Data about app and page elements
+++++

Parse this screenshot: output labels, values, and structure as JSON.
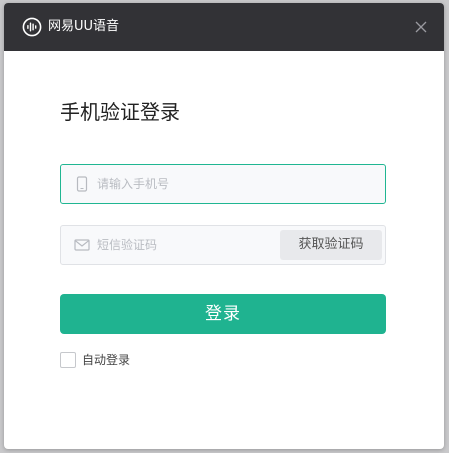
{
  "app": {
    "title": "网易UU语音",
    "logo_icon": "uu-voice-logo",
    "close_icon": "close-icon"
  },
  "login": {
    "heading": "手机验证登录",
    "phone_placeholder": "请输入手机号",
    "phone_value": "",
    "code_placeholder": "短信验证码",
    "code_value": "",
    "get_code_label": "获取验证码",
    "submit_label": "登录",
    "auto_login_label": "自动登录",
    "auto_login_checked": false
  },
  "colors": {
    "titlebar": "#323236",
    "accent": "#1fb390",
    "focus_border": "#20b692"
  }
}
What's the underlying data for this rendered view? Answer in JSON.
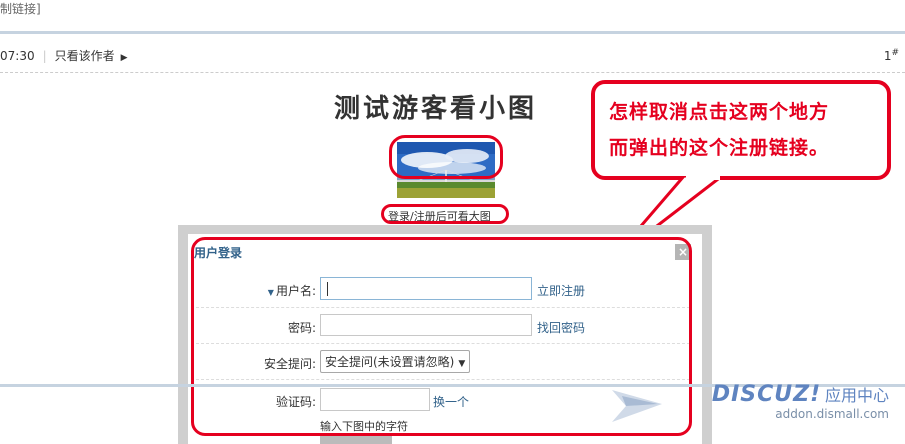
{
  "breadcrumb": {
    "copy_link_fragment": "制链接]"
  },
  "post": {
    "time_fragment": "07:30",
    "only_author_label": "只看该作者",
    "floor": "1",
    "floor_sup": "#",
    "title": "测试游客看小图",
    "thumb_link": "登录/注册后可看大图"
  },
  "annotation": {
    "line1": "怎样取消点击这两个地方",
    "line2": "而弹出的这个注册链接。"
  },
  "dialog": {
    "title": "用户登录",
    "close_glyph": "×",
    "username_label": "用户名:",
    "username_value": "",
    "register_link": "立即注册",
    "password_label": "密码:",
    "password_value": "",
    "forgot_link": "找回密码",
    "question_label": "安全提问:",
    "question_selected": "安全提问(未设置请忽略)",
    "captcha_label": "验证码:",
    "captcha_value": "",
    "refresh_link": "换一个",
    "captcha_hint": "输入下图中的字符"
  },
  "watermark": {
    "brand": "DISCUZ!",
    "subtitle": "应用中心",
    "url": "addon.dismall.com"
  },
  "colors": {
    "annotation_red": "#e5001f",
    "link_blue": "#32628a"
  }
}
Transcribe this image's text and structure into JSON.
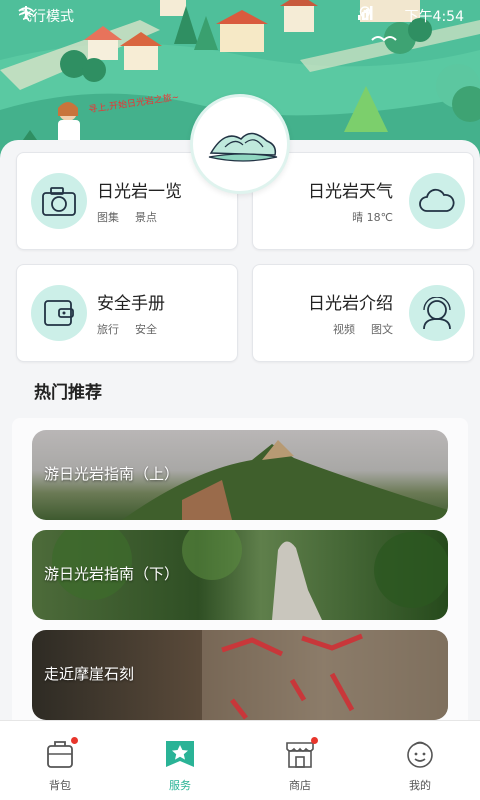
{
  "status_bar": {
    "left_text": "飞行模式",
    "icons_left": [
      "wifi-icon",
      "airplane-icon"
    ],
    "icons_right": [
      "location-icon",
      "signal-icon"
    ],
    "time_text": "下午4:54"
  },
  "hero": {
    "speech_text": "寻上,开始日光岩之旅~"
  },
  "cards": [
    {
      "title": "日光岩一览",
      "tags": [
        "图集",
        "景点"
      ],
      "icon": "camera-icon"
    },
    {
      "title": "日光岩天气",
      "tags": [
        "晴 18℃"
      ],
      "icon": "cloud-icon"
    },
    {
      "title": "安全手册",
      "tags": [
        "旅行",
        "安全"
      ],
      "icon": "wallet-icon"
    },
    {
      "title": "日光岩介绍",
      "tags": [
        "视频",
        "图文"
      ],
      "icon": "person-icon"
    }
  ],
  "section": {
    "title": "热门推荐"
  },
  "recommendations": [
    {
      "label": "游日光岩指南（上）"
    },
    {
      "label": "游日光岩指南（下）"
    },
    {
      "label": "走近摩崖石刻"
    }
  ],
  "bottom_nav": [
    {
      "label": "背包",
      "icon": "backpack-icon",
      "badge": true,
      "active": false
    },
    {
      "label": "服务",
      "icon": "service-icon",
      "badge": false,
      "active": true
    },
    {
      "label": "商店",
      "icon": "shop-icon",
      "badge": true,
      "active": false
    },
    {
      "label": "我的",
      "icon": "profile-icon",
      "badge": false,
      "active": false
    }
  ],
  "colors": {
    "accent": "#2ab396",
    "hero_green": "#4fbf9a",
    "icon_bg": "#ccefe8",
    "badge_red": "#e8352b"
  }
}
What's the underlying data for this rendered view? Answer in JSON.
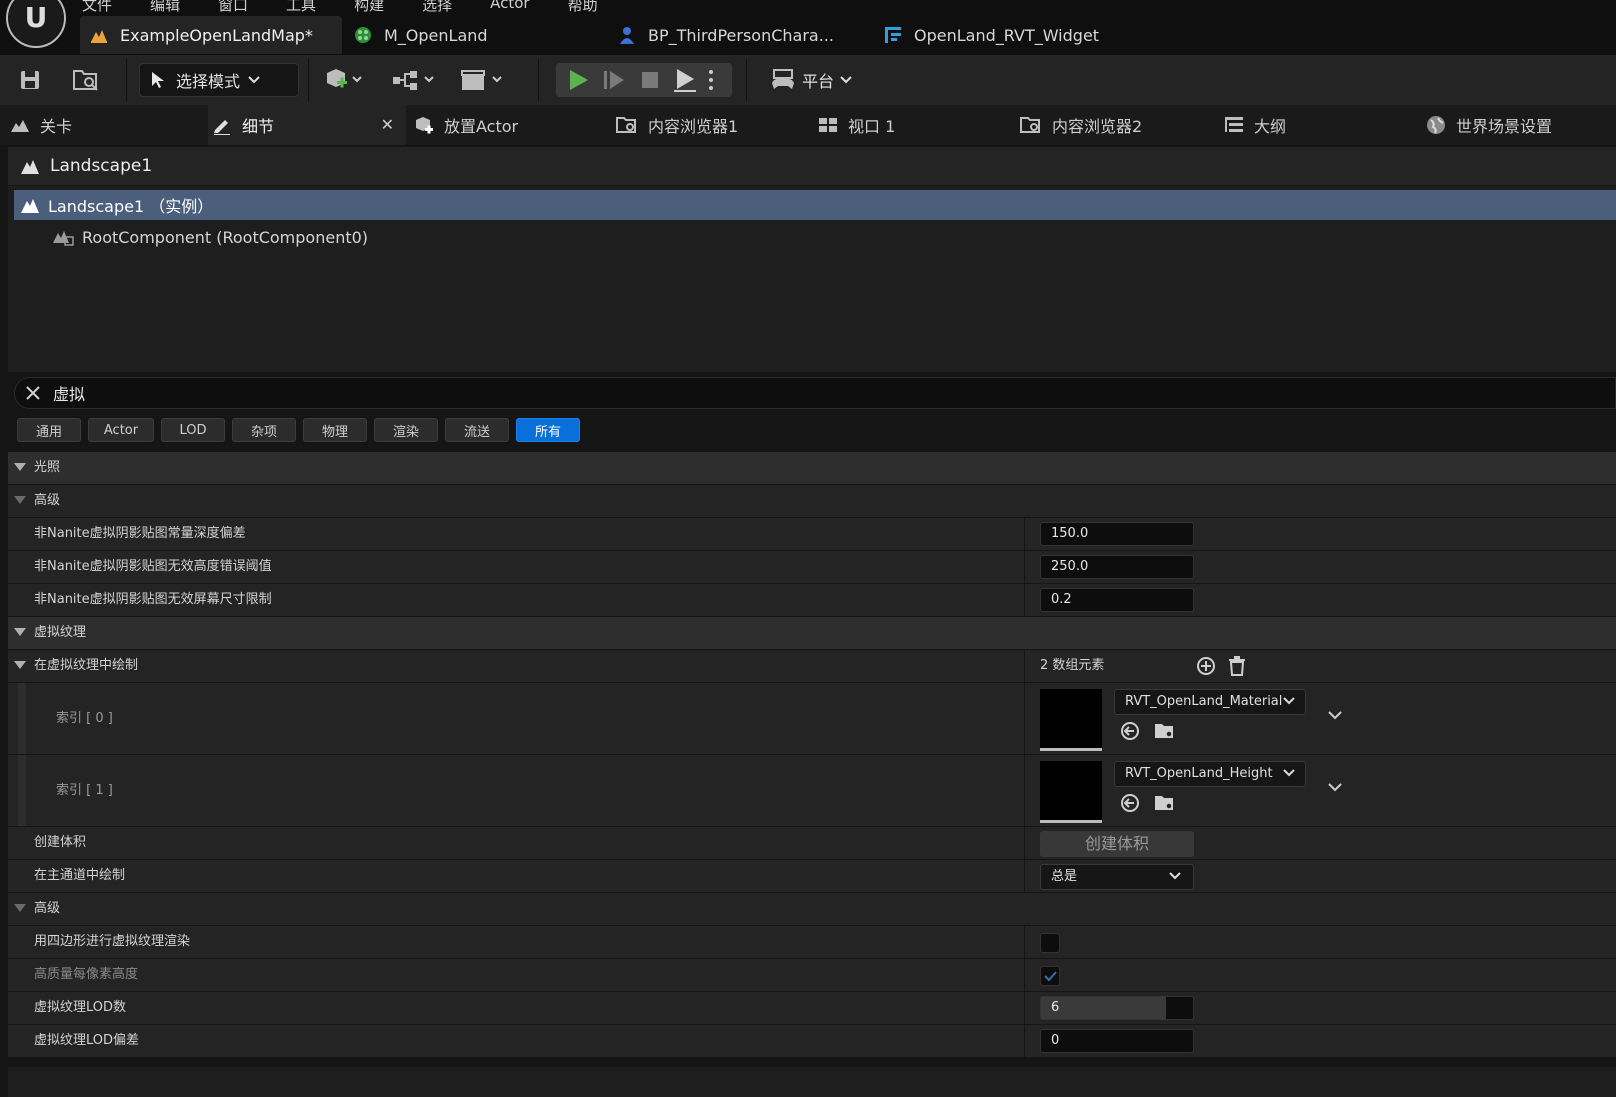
{
  "menu": [
    "文件",
    "编辑",
    "窗口",
    "工具",
    "构建",
    "选择",
    "Actor",
    "帮助"
  ],
  "doc_tabs": [
    {
      "label": "ExampleOpenLandMap*",
      "icon": "level-icon",
      "active": true
    },
    {
      "label": "M_OpenLand",
      "icon": "material-icon"
    },
    {
      "label": "BP_ThirdPersonChara...",
      "icon": "blueprint-icon"
    },
    {
      "label": "OpenLand_RVT_Widget",
      "icon": "widget-icon"
    }
  ],
  "toolbar": {
    "mode_label": "选择模式",
    "platform_label": "平台"
  },
  "panel_tabs": {
    "level": "关卡",
    "details": "细节",
    "place_actor": "放置Actor",
    "content_browser_1": "内容浏览器1",
    "viewport_1": "视口 1",
    "content_browser_2": "内容浏览器2",
    "outliner": "大纲",
    "world_settings": "世界场景设置"
  },
  "details": {
    "actor_name": "Landscape1",
    "instance_row": "Landscape1 （实例）",
    "root_component": "RootComponent (RootComponent0)",
    "search_value": "虚拟"
  },
  "filters": [
    {
      "label": "通用"
    },
    {
      "label": "Actor"
    },
    {
      "label": "LOD"
    },
    {
      "label": "杂项"
    },
    {
      "label": "物理"
    },
    {
      "label": "渲染"
    },
    {
      "label": "流送"
    },
    {
      "label": "所有",
      "active": true
    }
  ],
  "properties": {
    "cat_lighting": "光照",
    "sub_advanced": "高级",
    "p1_name": "非Nanite虚拟阴影贴图常量深度偏差",
    "p1_value": "150.0",
    "p2_name": "非Nanite虚拟阴影贴图无效高度错误阈值",
    "p2_value": "250.0",
    "p3_name": "非Nanite虚拟阴影贴图无效屏幕尺寸限制",
    "p3_value": "0.2",
    "cat_vt": "虚拟纹理",
    "vt_draw_name": "在虚拟纹理中绘制",
    "vt_draw_count": "2 数组元素",
    "idx0_name": "索引 [ 0 ]",
    "idx0_asset": "RVT_OpenLand_Material",
    "idx1_name": "索引 [ 1 ]",
    "idx1_asset": "RVT_OpenLand_Height",
    "create_volume_name": "创建体积",
    "create_volume_button": "创建体积",
    "main_pass_name": "在主通道中绘制",
    "main_pass_value": "总是",
    "sub_advanced_2": "高级",
    "quad_name": "用四边形进行虚拟纹理渲染",
    "quad_checked": false,
    "hq_height_name": "高质量每像素高度",
    "hq_height_checked": true,
    "lod_count_name": "虚拟纹理LOD数",
    "lod_count_value": "6",
    "lod_count_fraction": 0.82,
    "lod_bias_name": "虚拟纹理LOD偏差",
    "lod_bias_value": "0"
  },
  "colors": {
    "accent": "#0a6fd9",
    "play_green": "#5bb450",
    "selection": "#4b5f7c"
  }
}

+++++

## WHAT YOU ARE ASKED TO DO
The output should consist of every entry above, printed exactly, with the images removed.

## EXERCISE ANSWER
Parse this screenshot: output labels, values, and structure as JSON.
{
  "app": {
    "title": "网易UU语音",
    "logo_icon": "uu-voice-logo",
    "close_icon": "close-icon"
  },
  "login": {
    "heading": "手机验证登录",
    "phone_placeholder": "请输入手机号",
    "phone_value": "",
    "code_placeholder": "短信验证码",
    "code_value": "",
    "get_code_label": "获取验证码",
    "submit_label": "登录",
    "auto_login_label": "自动登录",
    "auto_login_checked": false
  },
  "colors": {
    "titlebar": "#323236",
    "accent": "#1fb390",
    "focus_border": "#20b692"
  }
}
What's the underlying data for this rendered view? Answer in JSON.
{
  "breadcrumb": {
    "copy_link_fragment": "制链接]"
  },
  "post": {
    "time_fragment": "07:30",
    "only_author_label": "只看该作者",
    "floor": "1",
    "floor_sup": "#",
    "title": "测试游客看小图",
    "thumb_link": "登录/注册后可看大图"
  },
  "annotation": {
    "line1": "怎样取消点击这两个地方",
    "line2": "而弹出的这个注册链接。"
  },
  "dialog": {
    "title": "用户登录",
    "close_glyph": "×",
    "username_label": "用户名:",
    "username_value": "",
    "register_link": "立即注册",
    "password_label": "密码:",
    "password_value": "",
    "forgot_link": "找回密码",
    "question_label": "安全提问:",
    "question_selected": "安全提问(未设置请忽略)",
    "captcha_label": "验证码:",
    "captcha_value": "",
    "refresh_link": "换一个",
    "captcha_hint": "输入下图中的字符"
  },
  "watermark": {
    "brand": "DISCUZ!",
    "subtitle": "应用中心",
    "url": "addon.dismall.com"
  },
  "colors": {
    "annotation_red": "#e5001f",
    "link_blue": "#32628a"
  }
}
Transcribe this image's text and structure into JSON.
{
  "status_bar": {
    "left_text": "飞行模式",
    "icons_left": [
      "wifi-icon",
      "airplane-icon"
    ],
    "icons_right": [
      "location-icon",
      "signal-icon"
    ],
    "time_text": "下午4:54"
  },
  "hero": {
    "speech_text": "寻上,开始日光岩之旅~"
  },
  "cards": [
    {
      "title": "日光岩一览",
      "tags": [
        "图集",
        "景点"
      ],
      "icon": "camera-icon"
    },
    {
      "title": "日光岩天气",
      "tags": [
        "晴 18℃"
      ],
      "icon": "cloud-icon"
    },
    {
      "title": "安全手册",
      "tags": [
        "旅行",
        "安全"
      ],
      "icon": "wallet-icon"
    },
    {
      "title": "日光岩介绍",
      "tags": [
        "视频",
        "图文"
      ],
      "icon": "person-icon"
    }
  ],
  "section": {
    "title": "热门推荐"
  },
  "recommendations": [
    {
      "label": "游日光岩指南（上）"
    },
    {
      "label": "游日光岩指南（下）"
    },
    {
      "label": "走近摩崖石刻"
    }
  ],
  "bottom_nav": [
    {
      "label": "背包",
      "icon": "backpack-icon",
      "badge": true,
      "active": false
    },
    {
      "label": "服务",
      "icon": "service-icon",
      "badge": false,
      "active": true
    },
    {
      "label": "商店",
      "icon": "shop-icon",
      "badge": true,
      "active": false
    },
    {
      "label": "我的",
      "icon": "profile-icon",
      "badge": false,
      "active": false
    }
  ],
  "colors": {
    "accent": "#2ab396",
    "hero_green": "#4fbf9a",
    "icon_bg": "#ccefe8",
    "badge_red": "#e8352b"
  }
}
What's the underlying data for this rendered view? Answer in JSON.
{
  "menu": [
    "文件",
    "编辑",
    "窗口",
    "工具",
    "构建",
    "选择",
    "Actor",
    "帮助"
  ],
  "doc_tabs": [
    {
      "label": "ExampleOpenLandMap*",
      "icon": "level-icon",
      "active": true
    },
    {
      "label": "M_OpenLand",
      "icon": "material-icon"
    },
    {
      "label": "BP_ThirdPersonChara...",
      "icon": "blueprint-icon"
    },
    {
      "label": "OpenLand_RVT_Widget",
      "icon": "widget-icon"
    }
  ],
  "toolbar": {
    "mode_label": "选择模式",
    "platform_label": "平台"
  },
  "panel_tabs": {
    "level": "关卡",
    "details": "细节",
    "place_actor": "放置Actor",
    "content_browser_1": "内容浏览器1",
    "viewport_1": "视口 1",
    "content_browser_2": "内容浏览器2",
    "outliner": "大纲",
    "world_settings": "世界场景设置"
  },
  "details": {
    "actor_name": "Landscape1",
    "instance_row": "Landscape1 （实例）",
    "root_component": "RootComponent (RootComponent0)",
    "search_value": "虚拟"
  },
  "filters": [
    {
      "label": "通用"
    },
    {
      "label": "Actor"
    },
    {
      "label": "LOD"
    },
    {
      "label": "杂项"
    },
    {
      "label": "物理"
    },
    {
      "label": "渲染"
    },
    {
      "label": "流送"
    },
    {
      "label": "所有",
      "active": true
    }
  ],
  "properties": {
    "cat_lighting": "光照",
    "sub_advanced": "高级",
    "p1_name": "非Nanite虚拟阴影贴图常量深度偏差",
    "p1_value": "150.0",
    "p2_name": "非Nanite虚拟阴影贴图无效高度错误阈值",
    "p2_value": "250.0",
    "p3_name": "非Nanite虚拟阴影贴图无效屏幕尺寸限制",
    "p3_value": "0.2",
    "cat_vt": "虚拟纹理",
    "vt_draw_name": "在虚拟纹理中绘制",
    "vt_draw_count": "2 数组元素",
    "idx0_name": "索引 [ 0 ]",
    "idx0_asset": "RVT_OpenLand_Material",
    "idx1_name": "索引 [ 1 ]",
    "idx1_asset": "RVT_OpenLand_Height",
    "create_volume_name": "创建体积",
    "create_volume_button": "创建体积",
    "main_pass_name": "在主通道中绘制",
    "main_pass_value": "总是",
    "sub_advanced_2": "高级",
    "quad_name": "用四边形进行虚拟纹理渲染",
    "quad_checked": false,
    "hq_height_name": "高质量每像素高度",
    "hq_height_checked": true,
    "lod_count_name": "虚拟纹理LOD数",
    "lod_count_value": "6",
    "lod_count_fraction": 0.82,
    "lod_bias_name": "虚拟纹理LOD偏差",
    "lod_bias_value": "0"
  },
  "colors": {
    "accent": "#0a6fd9",
    "play_green": "#5bb450",
    "selection": "#4b5f7c"
  }
}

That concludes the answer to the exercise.